Fort Roberdeau in Blair County was built in 1778 by American colonists during the Revolutionary War, and was occupied until 1780.
The fort was originally erected by General Daniel Roberdeau to protect local lead mining activities from British loyalists and their Native Americans allies.
Fort Roberdeau fell into disrepair after the Revolutionary War, but was reconstructed as a Bicentennial project in 1975–76.
Today, the fort is open to the public as a historic site, administered and owned by Blair County.
Visiting Fort Roberdeau
As of 2022, Fort Roberdeau is open for tours 7 days a week between May 1 and October 31 – see their OFFICIAL WEBSITE for specific hours, admission prices ($6.00 or less per person, depending on age), and any last minute closures or restrictions.
Tickets can be purchased at the beautiful old barn directly across from the fort, the barn serving as the gift shop, visitor center, and museum.
The gift shop is well-stocked and reasonably priced.
The museum portion of the barn contains numerous display cases and dioramas that explain the purpose the fort served.
The Purpose of Fort Roberdeau

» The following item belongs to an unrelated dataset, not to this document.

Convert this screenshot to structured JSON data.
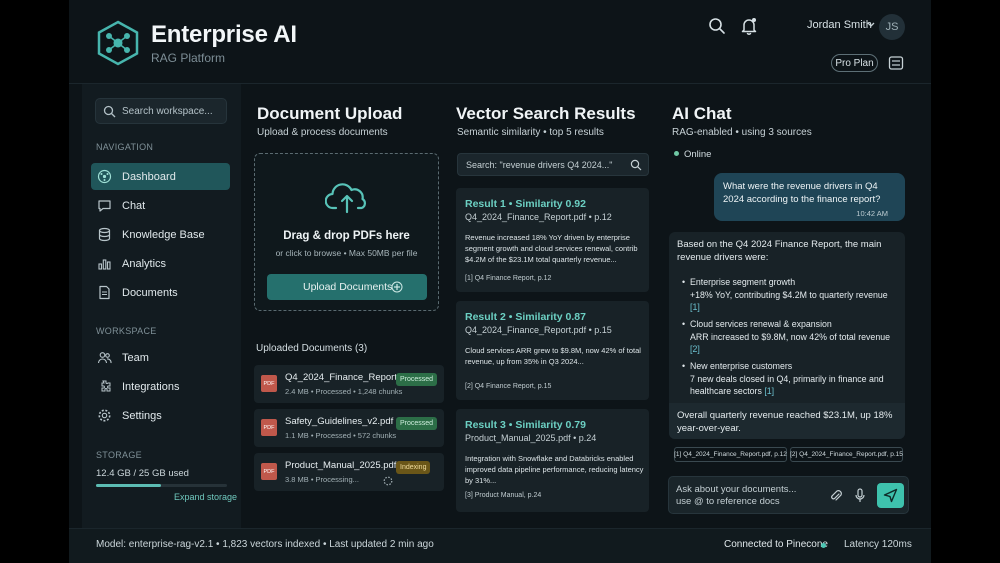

Fort Roberdeau was built to protect local lead miners from attack by British loyalists and/or Native Americans who sided with the British in the Revolutionary War.
When the Revolutionary War started, the British blockaded the East Coast, meaning that any lead necessary for musket ball production by the Americans had to be mined here in the colonies.
The mines near Fort Roberdeau were one such source for this lead, and until France entered the war on the side of the colonies in 1778, these mines were an important asset to the American independence effort.
The Construction of Fort Roberdeau
The modern-day reproduction of Fort Roberdeau is smaller that the original would have been, but impressive nevertheless.
The original fort contained 48 cabins, each 12 feet square.
An interesting feature of Fort Roberdeau is that it was constructed of horizontal timbers on a stone foundation.
Many forts of this time period (like Fort Ligonier pictured below) were constructed of vertical posts driven into the ground, but because the bedrock below Fort Roberdeau was so close to the surface, it made this type of construction impractical.
On each corner of the fort you’ll see diamond-shaped bastions, designed to allow the defenders of the fort maximum visibility of all four walls.
Troops Stationed at Fort Roberdeau
Two types of troops occupied Fort Roberdeau at any given time, in numbers ranging from 60 to 200.
Militia members could be any able bodied man between 16 and 60 years of age, called up to serve a 1-2 month term of service as a civic duty.
Rangers were troops who moved between (or “ranged”, thus the name) forts, scouting enemy troop movements and positions as they did so.
Several times per year Fort Roberdeau hosts special events where reenactors portray what life was like for the troops garrisoned there.
During these events the reenactors conduct drills and stage mock skirmishes, so that visitors can get a feel for the military technology and techniques of that time period.
You’ll also get a feel for the more mundane parts of fort life, like where the troops slept and what they ate.
You can find out when these special reenactor events are happening by checking out the EVENTS PAGE on the fort’s official website.
Hiking at Fort Roberdeau
There are also several miles of hiking trails on the grounds of Fort Roberdeau, which wind through forest and fields.
You can hike these trails any time of year (from 8 am until sunset), passing numerous other structures and interpretive signs along the way.
One of my favorite structures is the log house pictured above, where you’ll learn, among other things, the difference between a log cabin and a log house.
Directions to Fort Roberdeau
Fort Roberdeau is located at 383 Fort Roberdeau Rd, Altoona, PA 16601.
If navigating by GPS coordinates, use 40.581915, -78.274165 to reach the parking area next to the fort.
Tytoona Cave, owned by the National Speleological Society, is located less than 4 miles from Fort Roberdeau.
The cave and the surrounding 6.8 acres of property is managed as a Nature Preserve and open to visitors on an “explore at your own risk” basis, from 6AM to 9PM.
The Altoona Railroaders Memorial Museum in Blair County celebrates the lives of both railroad workers and railroading communities in central Pennsylvania.
DelGrosso’s Amusement Park offers free parking, free admission, and over 30 rides, with something for everyone from little kids to adults.
Canoe Creek State Park is a 911 acre recreational area 12 miles east of Altoona in Blair County.
12 Must-See Attractions in Blair County is your guide to even more great things to see and do near Fort Roberdeau!
Did you enjoy this article?
If so, be sure to like and follow PA Bucket List on Facebook, Instagram, and/or Pinterest to learn more about the best things to see and do in Pennsylvania!
Click on any of the icons below to get connected to PA Bucket List on social media.